# Your goal
Find every line of the listing below where "Conditions" appears, and copy it.

# Recorded data
BEGIN

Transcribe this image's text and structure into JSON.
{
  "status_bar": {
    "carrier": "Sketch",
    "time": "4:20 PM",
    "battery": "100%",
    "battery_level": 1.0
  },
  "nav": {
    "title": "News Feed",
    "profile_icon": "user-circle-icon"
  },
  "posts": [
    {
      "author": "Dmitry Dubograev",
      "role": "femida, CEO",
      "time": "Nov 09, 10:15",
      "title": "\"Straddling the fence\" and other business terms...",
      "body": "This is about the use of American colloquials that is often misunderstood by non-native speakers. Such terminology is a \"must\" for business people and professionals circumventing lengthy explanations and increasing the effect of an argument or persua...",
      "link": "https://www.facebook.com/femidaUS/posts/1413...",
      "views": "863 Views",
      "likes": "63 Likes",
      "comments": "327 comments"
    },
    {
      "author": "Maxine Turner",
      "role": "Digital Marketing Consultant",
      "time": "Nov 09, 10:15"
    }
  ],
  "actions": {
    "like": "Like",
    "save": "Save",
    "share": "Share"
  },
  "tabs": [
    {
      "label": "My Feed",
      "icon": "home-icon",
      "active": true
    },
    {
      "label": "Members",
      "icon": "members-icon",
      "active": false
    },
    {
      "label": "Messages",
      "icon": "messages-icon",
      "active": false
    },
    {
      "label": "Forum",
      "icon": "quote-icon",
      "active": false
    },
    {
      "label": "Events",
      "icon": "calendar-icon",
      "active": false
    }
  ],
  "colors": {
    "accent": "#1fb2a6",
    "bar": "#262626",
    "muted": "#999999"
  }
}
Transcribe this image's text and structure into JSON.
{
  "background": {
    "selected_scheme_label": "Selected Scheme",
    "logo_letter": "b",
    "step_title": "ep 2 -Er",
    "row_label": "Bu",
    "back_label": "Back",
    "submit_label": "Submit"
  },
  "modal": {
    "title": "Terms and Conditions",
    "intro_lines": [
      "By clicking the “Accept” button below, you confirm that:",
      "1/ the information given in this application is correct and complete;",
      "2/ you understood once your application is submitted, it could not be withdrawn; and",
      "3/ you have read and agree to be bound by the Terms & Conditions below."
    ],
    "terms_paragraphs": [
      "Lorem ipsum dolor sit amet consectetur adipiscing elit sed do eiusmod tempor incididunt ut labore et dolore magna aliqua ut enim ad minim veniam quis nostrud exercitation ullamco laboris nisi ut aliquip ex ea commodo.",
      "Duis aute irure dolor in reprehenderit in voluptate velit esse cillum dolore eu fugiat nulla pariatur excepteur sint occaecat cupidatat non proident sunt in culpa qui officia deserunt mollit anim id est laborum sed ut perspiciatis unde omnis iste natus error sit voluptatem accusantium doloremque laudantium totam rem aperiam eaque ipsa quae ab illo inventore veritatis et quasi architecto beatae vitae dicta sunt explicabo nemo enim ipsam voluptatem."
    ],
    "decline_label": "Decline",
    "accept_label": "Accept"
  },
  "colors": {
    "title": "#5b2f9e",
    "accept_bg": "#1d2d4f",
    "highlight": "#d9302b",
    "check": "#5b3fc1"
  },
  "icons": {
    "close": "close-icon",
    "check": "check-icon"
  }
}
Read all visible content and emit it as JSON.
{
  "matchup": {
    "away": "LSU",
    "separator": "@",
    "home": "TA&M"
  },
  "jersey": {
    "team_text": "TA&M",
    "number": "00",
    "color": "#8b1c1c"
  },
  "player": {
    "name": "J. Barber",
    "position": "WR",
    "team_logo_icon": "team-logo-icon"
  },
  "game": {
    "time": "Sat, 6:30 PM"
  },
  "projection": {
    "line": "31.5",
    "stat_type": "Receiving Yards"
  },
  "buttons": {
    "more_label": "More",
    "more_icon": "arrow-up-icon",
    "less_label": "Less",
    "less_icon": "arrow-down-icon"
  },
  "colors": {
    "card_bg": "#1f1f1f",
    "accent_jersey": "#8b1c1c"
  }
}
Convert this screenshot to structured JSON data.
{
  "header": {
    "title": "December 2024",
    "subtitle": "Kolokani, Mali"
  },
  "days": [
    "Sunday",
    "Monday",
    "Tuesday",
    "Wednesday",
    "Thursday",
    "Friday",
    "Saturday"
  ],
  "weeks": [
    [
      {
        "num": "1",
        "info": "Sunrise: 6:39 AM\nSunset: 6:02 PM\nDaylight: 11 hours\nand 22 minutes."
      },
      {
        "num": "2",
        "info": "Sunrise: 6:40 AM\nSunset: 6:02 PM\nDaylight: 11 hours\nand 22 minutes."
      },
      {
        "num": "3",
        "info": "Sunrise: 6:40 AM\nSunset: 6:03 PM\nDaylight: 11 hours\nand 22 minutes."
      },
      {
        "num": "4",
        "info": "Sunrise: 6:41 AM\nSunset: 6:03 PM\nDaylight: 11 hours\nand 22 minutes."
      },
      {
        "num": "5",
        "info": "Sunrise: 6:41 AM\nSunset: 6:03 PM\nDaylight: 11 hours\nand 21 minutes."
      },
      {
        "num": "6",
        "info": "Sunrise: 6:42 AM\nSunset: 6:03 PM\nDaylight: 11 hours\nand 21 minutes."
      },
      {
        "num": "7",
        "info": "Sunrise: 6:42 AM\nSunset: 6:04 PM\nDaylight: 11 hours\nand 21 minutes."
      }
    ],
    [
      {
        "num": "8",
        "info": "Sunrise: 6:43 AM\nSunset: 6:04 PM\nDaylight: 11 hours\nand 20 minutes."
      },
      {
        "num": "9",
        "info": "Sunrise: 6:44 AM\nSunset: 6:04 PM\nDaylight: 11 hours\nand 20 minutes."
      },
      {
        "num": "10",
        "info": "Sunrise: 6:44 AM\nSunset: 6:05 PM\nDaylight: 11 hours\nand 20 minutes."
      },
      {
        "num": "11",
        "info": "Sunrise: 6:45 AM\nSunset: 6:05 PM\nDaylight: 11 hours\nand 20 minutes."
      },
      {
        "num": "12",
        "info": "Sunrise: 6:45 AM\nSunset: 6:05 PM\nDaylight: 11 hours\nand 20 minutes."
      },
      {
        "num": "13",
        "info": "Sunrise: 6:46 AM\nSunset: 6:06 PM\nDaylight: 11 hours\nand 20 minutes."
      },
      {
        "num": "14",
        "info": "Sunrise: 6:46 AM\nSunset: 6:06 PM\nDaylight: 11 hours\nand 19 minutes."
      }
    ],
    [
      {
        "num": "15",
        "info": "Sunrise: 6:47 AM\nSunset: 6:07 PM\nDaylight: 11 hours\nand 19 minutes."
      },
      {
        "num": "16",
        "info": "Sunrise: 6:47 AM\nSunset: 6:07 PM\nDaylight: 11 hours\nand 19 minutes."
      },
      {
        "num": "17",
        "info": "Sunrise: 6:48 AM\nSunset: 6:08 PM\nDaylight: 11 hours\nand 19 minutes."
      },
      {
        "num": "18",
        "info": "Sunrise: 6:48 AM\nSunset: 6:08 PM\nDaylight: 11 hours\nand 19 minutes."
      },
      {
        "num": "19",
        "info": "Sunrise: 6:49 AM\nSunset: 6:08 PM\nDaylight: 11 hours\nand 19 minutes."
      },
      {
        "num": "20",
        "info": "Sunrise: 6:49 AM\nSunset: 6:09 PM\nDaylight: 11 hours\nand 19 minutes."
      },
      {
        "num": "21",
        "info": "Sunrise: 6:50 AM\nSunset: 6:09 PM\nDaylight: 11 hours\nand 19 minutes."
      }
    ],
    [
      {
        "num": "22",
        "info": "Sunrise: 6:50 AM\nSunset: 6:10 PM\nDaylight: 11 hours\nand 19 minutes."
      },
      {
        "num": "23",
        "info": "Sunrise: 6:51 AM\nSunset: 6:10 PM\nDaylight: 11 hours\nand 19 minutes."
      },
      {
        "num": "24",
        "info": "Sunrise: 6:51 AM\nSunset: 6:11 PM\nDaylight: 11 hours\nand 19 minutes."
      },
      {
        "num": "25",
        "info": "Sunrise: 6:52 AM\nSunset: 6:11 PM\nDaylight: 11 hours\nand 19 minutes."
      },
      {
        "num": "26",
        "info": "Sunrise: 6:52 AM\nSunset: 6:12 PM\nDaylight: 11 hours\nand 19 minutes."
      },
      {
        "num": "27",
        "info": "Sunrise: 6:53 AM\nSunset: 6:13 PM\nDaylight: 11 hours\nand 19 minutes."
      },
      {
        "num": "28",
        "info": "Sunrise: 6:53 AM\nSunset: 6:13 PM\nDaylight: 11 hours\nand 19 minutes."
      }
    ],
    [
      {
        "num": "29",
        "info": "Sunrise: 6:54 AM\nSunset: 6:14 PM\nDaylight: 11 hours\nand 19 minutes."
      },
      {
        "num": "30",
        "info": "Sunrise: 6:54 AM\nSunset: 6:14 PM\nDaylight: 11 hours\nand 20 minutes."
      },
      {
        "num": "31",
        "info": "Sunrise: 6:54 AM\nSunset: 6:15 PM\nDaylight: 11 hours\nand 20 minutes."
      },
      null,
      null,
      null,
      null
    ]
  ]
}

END

# Answer section
    "title": "Terms and Conditions",
      "3/ you have read and agree to be bound by the Terms & Conditions below."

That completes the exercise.